Will the Republican hypocrisy ever end? Congressional Republicans were responsible for an explosion of earmarks when they were in charge of the House. Now they are promising to go back to the same earmark agenda. From Politico – Republicans waver on earmarks ban:
…[Congressmen Boehner, Cantor, and Pence] are leaving the door open to allowing earmarks after a one-year party-imposed moratorium.
…Would-be freshmen are wary of earmarks, but the old bulls still think something resembling earmarking is important…
For the last three years, Republicans have offered nothing but rhetoric on earmark reform. Democrats have taken action to reform the earmark process, without GOP support:
Significant reductions in the total dollar amount earmarked for non-project-based accounts in appropriations –totaling 43 percent below the 2006 level in the 2008 bills, reducing further in the 2009 bills, and reducing down to 50 percent in the 2010 bills.
Unprecedented rules for transparency in 2007, requiring that each bill must be accompanied by a list identifying each earmark that it includes and which Member requested it– to be available online before the bill is ever voted on. Each House earmark on those lists is backed up by a public letter from the requesting Member identifying the earmark, the entity that will receive the funds and their address, what the earmark does, and a certification that neither the requesting member nor their spouse will benefit from it financially.
Requiring all Members’ earmark requests to be publicly disclosed in 2009 on their web sites at the time the request is made explaining the purpose of the earmark and why it is a valuable use of taxpayer funds.
House earmarks designated for for-profit entities must submit a bid and compete in a fair competition in recognition for the potential for abuse in sole-source contracting.

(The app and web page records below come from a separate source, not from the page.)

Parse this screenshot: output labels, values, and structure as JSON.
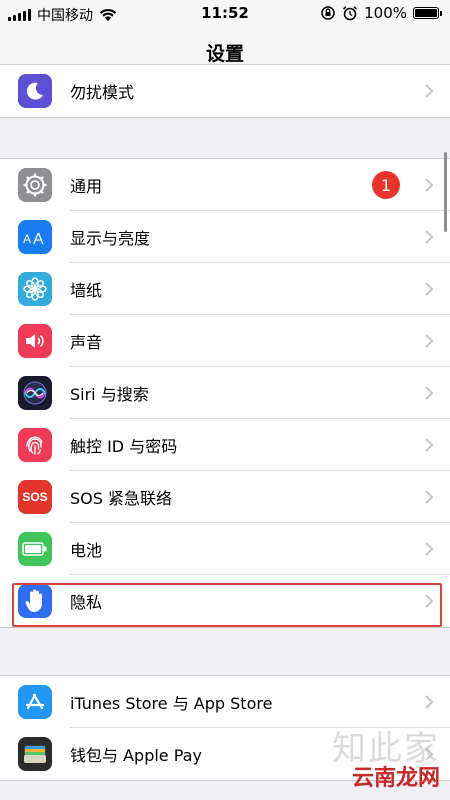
{
  "status_bar": {
    "carrier": "中国移动",
    "time": "11:52",
    "battery": "100%",
    "battery_level": 1.0
  },
  "nav": {
    "title": "设置"
  },
  "groups": [
    {
      "rows": [
        {
          "label": "勿扰模式",
          "icon": "moon-icon",
          "color": "#5b50d6"
        }
      ]
    },
    {
      "rows": [
        {
          "label": "通用",
          "icon": "gear-icon",
          "color": "#8e8e93",
          "badge": "1"
        },
        {
          "label": "显示与亮度",
          "icon": "text-size-icon",
          "color": "#1a7cf2"
        },
        {
          "label": "墙纸",
          "icon": "flower-icon",
          "color": "#35aadc"
        },
        {
          "label": "声音",
          "icon": "speaker-icon",
          "color": "#ef3b57"
        },
        {
          "label": "Siri 与搜索",
          "icon": "siri-icon",
          "color": "#1b1b2f"
        },
        {
          "label": "触控 ID 与密码",
          "icon": "fingerprint-icon",
          "color": "#ef3b57"
        },
        {
          "label": "SOS 紧急联络",
          "icon": "sos-icon",
          "color": "#e3352c",
          "icon_text": "SOS"
        },
        {
          "label": "电池",
          "icon": "battery-icon",
          "color": "#3fc55a"
        },
        {
          "label": "隐私",
          "icon": "hand-icon",
          "color": "#2f6ef0"
        }
      ]
    },
    {
      "rows": [
        {
          "label": "iTunes Store 与 App Store",
          "icon": "app-store-icon",
          "color": "#2396f3"
        },
        {
          "label": "钱包与 Apple Pay",
          "icon": "wallet-icon",
          "color": "#2b2b2b"
        }
      ]
    }
  ],
  "watermark": {
    "top": "知此家",
    "bottom": "云南龙网"
  }
}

No earmarks to for-profit entities in 2010, as the House Appropriations Committee has announced that it will not approve requests for earmarks that are directed to for-profit entities. If this rule had been in effect last year, it would have resulted in 1,000 fewer earmarks. This committee requirement includes new oversight, through Inspector General audits, to prevent for-profits from masquerading as non-profits.
For greater transparency in 2010, the Committee is establishing an online “one-stop” link to all House Members’ appropriations earmark requests to enable the public to easily view them.
A one-year moratorium on earmarks in 2007 until a reformed process could be put in place.